There has been a report on a fatal anaphylactic reaction after skin testing with ceftriaxone in Allergy Net, which necessitates to emphazise some general principles concerning skin tests with drugs (1). A 59-year-old man with chest and abdominal trauma was admitted to the emergency department. The patient’s wife reported a previous allergic reaction to ceftriaxone 1 month before. An intradermal skin test with an undetermined concentrated ceftriaxone solution was performed. Five minutes after the injection, the patient experienced severe anaphylaxis with consecutive respiratory failure and died after delayed application of adrenaline.

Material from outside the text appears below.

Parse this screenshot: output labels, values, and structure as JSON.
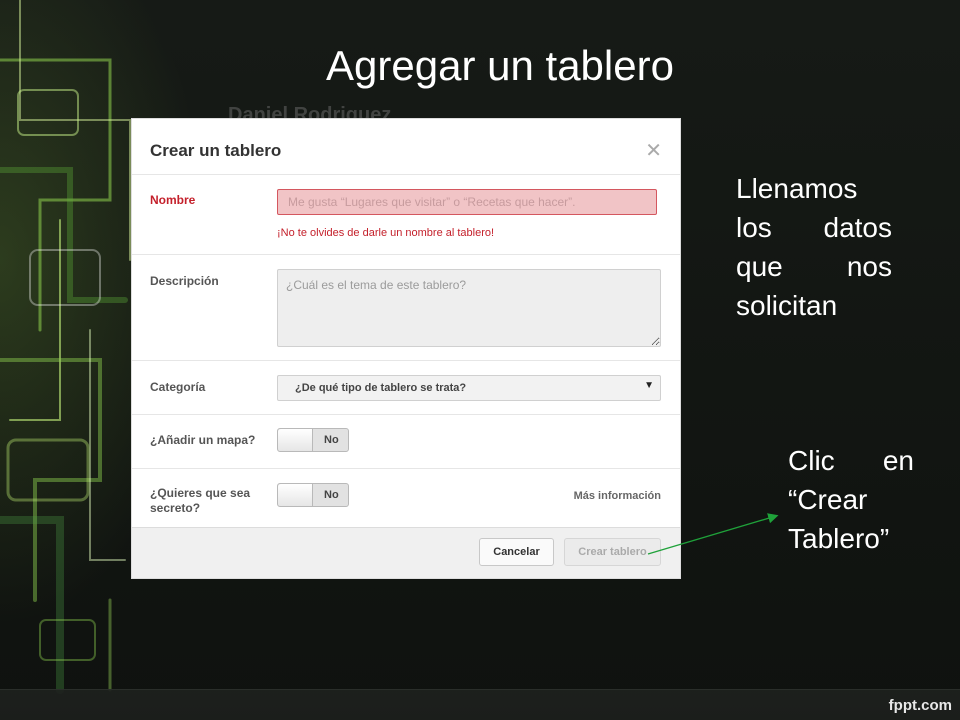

Skin testing is associated with well-known risk of severe anaphylactic reactions (2). Betalactam antibiotics are one of the most important elicitors of severe or fatal reactions to skin testing (2). Thus, when diagnosing patients with suspected betalactam hypersensitivity, physicians have to 1) know about the risk involved and 2) take appropriate precautions. In order to harmonize diagnostic procedures, the European Network on Drug Allergy, which is the basis of the Drug Hypersensitivity Interest Group of the EAACI, has proposed guidelines on how to perform skin testing in general (3), and on how to test patients with suspected betalactam hypersensitivity specifically (4). Unfortunately, these guidelines were not followed in the described case. It thus appears necessary to highlight important aspects detailed in these guidelines. First, the exact type and severity of the allergic reaction in the history should have been determined. Second, it remains unclear, why the treatment was not done with an unrelated antibiotic of a different non-betalactam class and why the test procedure was not postponed. It is always an excess risk to test a patient outside the routine setting, where one is prepared and knowledgeable about possible side effects. Third, before performing an intradermal test, a skin prick test should be done as recommended (3,4). Only if this is negative after 15–20 min, an intradermal test can be performed for higher sensitivity. Fourth, when testing patients with higher risk (e.g. severe previous reaction, unstable condition), a careful risk-benefit analysis as well as initial testing with higher dilutions and slow titration until regular test concentrations (for ceftriaxone: 2mg/ml) have been recommended (3, 4). It remains unknown, which concentration has been initially used in the described patient. Finally, emergency treatment has to be readily available and the staff has to be experienced with the treatment of such reactions, which appears questionable in the described case considering adrenaline was given 15 minutes later. If experience with skin testing and emergency treatment can not be guaranteed, the patient should have been sent for testing to a different referral center later. The described case had medicolegal consequences; the judge considered the physician negligent in the test procedures and in emergency treatment. This may have been avoided by a better knowledge of and by complying with available guidelines.

1. I. Riezzo, S. Bello, M. Neri, E. Turillazzi, V. Fineschi. Ceftriaxone intradermal test-related fatal anaphylactic shock: a medico-legal nightmare. Allergy 2010:65:130-1 2. Co Minh HB, Bousquet PJ, Fontaine C, Kvedariene V, Demoly P. Systemic reactions during skin tests with betalactams: a risk factor analysis. J Allergy Clin Immunol 2006;117:466–468. 3. Brockow K, Romano A, Blanca M, Ring J, Pichler W,Demoly P for ENDA. General Considerations for Skin Tests Procedures in the Diagnosis of Drug Hypersensitivity. Allergy 2002, 57:45-51 4. Blanca M, Romano A, Torres M, Fernandez JM, Mayorga C, Rodriguez J, et al. Update on evaluation of hypersensitivity reactions to betalactams. Allergy, 2009; 64: 183-193